In August 2018, the CSSF issued a questionnaire on Regulation (EU) No 648/2012 of the European Parliament and of the Council of 4 July 2012 on OTC derivatives, central counterparties and trade repositories ("EMIR") to IFMs under its supervision. The aim of the questionnaire was to collect information directly from IFMs regarding the existence of adequate EMIR monitoring and oversight procedures to ensure that each IFM and the funds they manage comply with their EMIR obligations.

Outcome of the Review

Following the CSSF's review of the questionnaires, it has identified that:

(i) the current monitoring and oversight procedures are, in general, not compliant with the EMIR requirements nor, where relevant, are they compliant with the EMIR requirements set out in CSSF Circular 18/698; and

(ii) a small number of IFMs have potentially significant deficiencies.

As a result, the CSSF has contacted a number of IFMs with potentially significant deficiencies in order to request these IFMs to improve their EMIR monitoring and oversight procedures by the end of the year.

Key Points

• Written Procedures: Adequate written procedures and arrangements must be in place to cover the supervision of all EMIR obligations even when a specific obligation does not apply further to the IFM's assessment. IFMs must document their assessments and review the adequacy of their monitoring and oversight procedures on a regular basis.

• Delegation: IFMs are responsible for ensuring that the funds they manage comply with their EMIR obligations, even when these obligations have been delegated to another entity. In addition, IFMs must carry out initial and ongoing due diligence on the delegate to appropriately monitor the delegated EMIR obligations and put in place arrangements to clearly establish the roles and responsibilities of the IFM and the delegate and ensure an adequate ongoing oversight by the IFM of the delegated EMIR obligations.

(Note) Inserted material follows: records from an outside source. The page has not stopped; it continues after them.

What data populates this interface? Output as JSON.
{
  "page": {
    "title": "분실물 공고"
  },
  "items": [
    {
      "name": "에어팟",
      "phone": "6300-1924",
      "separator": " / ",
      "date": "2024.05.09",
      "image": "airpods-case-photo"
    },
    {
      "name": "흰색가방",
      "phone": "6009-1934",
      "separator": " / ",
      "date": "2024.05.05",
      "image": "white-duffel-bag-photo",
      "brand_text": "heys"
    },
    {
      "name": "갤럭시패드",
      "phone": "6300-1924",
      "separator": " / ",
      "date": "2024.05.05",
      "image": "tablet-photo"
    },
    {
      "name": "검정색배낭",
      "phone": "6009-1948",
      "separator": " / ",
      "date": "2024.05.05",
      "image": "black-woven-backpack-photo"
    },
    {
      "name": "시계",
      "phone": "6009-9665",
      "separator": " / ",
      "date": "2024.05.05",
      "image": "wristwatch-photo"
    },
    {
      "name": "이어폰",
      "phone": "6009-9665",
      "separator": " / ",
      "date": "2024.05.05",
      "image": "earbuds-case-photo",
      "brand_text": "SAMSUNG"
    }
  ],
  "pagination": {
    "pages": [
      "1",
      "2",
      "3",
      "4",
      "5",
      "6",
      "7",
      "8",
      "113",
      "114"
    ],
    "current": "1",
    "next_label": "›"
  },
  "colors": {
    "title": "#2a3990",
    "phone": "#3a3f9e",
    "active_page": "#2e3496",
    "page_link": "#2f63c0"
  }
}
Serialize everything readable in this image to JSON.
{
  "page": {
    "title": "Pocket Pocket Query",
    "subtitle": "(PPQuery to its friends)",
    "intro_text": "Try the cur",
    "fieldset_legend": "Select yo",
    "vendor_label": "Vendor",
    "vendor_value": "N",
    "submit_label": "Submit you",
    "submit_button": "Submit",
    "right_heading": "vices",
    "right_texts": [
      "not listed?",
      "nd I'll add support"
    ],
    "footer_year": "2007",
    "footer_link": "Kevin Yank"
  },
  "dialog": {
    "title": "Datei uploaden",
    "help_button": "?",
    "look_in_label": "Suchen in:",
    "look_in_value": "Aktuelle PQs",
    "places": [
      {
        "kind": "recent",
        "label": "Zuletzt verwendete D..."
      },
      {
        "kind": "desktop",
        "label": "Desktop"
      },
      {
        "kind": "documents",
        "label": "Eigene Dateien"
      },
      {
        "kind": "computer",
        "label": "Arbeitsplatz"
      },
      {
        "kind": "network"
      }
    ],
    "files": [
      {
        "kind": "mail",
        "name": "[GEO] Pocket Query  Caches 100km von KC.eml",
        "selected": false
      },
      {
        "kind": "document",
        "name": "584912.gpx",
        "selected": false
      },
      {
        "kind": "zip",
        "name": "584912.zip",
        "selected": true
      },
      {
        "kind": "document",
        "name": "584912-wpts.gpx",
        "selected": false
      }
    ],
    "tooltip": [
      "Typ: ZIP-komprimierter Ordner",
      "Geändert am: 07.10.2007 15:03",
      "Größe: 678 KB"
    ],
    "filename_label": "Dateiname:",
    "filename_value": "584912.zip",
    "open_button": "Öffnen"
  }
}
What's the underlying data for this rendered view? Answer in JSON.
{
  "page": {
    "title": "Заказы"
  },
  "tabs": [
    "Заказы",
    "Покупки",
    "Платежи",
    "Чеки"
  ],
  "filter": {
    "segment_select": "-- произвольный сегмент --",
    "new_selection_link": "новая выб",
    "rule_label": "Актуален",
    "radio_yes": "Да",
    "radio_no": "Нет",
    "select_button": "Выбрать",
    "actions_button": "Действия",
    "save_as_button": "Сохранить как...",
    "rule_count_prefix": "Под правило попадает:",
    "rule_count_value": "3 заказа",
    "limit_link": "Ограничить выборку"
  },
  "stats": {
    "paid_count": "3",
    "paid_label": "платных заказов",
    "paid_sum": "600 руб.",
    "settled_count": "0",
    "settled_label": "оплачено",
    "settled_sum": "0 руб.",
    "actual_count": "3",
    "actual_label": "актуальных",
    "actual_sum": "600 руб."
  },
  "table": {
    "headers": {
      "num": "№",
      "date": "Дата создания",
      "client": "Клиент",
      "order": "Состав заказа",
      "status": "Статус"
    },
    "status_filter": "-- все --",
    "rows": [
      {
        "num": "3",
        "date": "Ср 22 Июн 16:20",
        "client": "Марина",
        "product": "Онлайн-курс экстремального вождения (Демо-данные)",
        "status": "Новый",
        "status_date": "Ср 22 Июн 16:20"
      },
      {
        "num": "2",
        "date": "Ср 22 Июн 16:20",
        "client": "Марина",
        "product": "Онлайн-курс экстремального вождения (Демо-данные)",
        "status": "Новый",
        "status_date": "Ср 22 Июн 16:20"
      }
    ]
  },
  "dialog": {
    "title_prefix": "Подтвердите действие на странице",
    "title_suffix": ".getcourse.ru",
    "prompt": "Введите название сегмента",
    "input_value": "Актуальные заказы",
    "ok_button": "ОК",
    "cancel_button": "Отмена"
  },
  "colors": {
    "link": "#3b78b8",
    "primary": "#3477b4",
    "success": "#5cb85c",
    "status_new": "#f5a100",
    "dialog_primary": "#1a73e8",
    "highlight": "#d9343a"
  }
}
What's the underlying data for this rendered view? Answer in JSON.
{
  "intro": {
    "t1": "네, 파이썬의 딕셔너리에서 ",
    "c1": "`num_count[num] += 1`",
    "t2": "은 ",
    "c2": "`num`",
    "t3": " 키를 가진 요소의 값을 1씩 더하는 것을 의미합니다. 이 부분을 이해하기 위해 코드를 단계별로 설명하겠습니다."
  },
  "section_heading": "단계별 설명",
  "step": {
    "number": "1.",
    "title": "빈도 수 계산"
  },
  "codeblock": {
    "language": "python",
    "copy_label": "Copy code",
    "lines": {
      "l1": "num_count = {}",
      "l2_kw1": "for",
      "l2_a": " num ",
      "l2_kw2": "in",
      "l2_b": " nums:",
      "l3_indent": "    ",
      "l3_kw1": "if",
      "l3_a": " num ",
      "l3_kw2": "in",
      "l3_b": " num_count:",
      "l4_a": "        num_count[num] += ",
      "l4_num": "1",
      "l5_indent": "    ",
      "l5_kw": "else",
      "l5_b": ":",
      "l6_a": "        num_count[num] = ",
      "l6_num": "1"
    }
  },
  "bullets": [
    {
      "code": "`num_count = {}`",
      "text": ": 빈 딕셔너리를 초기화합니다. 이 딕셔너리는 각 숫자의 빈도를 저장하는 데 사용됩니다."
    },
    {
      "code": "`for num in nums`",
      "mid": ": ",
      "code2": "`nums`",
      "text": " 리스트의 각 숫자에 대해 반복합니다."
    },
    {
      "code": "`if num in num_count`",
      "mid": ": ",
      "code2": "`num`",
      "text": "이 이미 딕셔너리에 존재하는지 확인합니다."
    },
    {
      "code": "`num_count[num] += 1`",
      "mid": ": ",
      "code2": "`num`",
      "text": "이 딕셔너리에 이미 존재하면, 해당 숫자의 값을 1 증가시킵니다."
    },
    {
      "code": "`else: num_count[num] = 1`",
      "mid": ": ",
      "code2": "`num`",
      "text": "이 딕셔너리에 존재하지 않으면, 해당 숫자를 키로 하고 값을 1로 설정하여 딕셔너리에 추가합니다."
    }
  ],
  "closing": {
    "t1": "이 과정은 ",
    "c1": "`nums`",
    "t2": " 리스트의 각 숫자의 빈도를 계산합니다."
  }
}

• Application to Derivative Contracts: EMIR applies to derivative contracts concluded for both investment purposes and hedging purposes.

• Registered AIFMs: The press release emphasised that registered AIFMs are within the scope of EMIR and that the CSSF is the competent authority to ensure compliance with the provisions of EMIR.

Further Action

In its press release, the CSSF indicated that, while it focused primarily on the EMIR monitoring and oversight procedures, it would assess compliance with EMIR requirements in the near future. It further indicated that it would look to improve the data quality of trades reported to trade repositories.

Conclusion

IFMs should consider the results of the 2018 EMIR IFM questionnaire together with Regulation (EU) No 2019/834 of the European Parliament and of the Council of 20 May 2019 amending Regulation (EU) No 648/2012 with regards to; the clearing obligation, the suspension of the clearing obligation, the reporting requirements, the risk-mitigation techniques for OTC derivative contracts not cleared by a central counterparty, the registration and supervision of trade repositories and the requirements for trade repositories ("EMIR Refit"), and amend where necessary, their procedures to comply with all their EMIR and EMIR Refit obligations.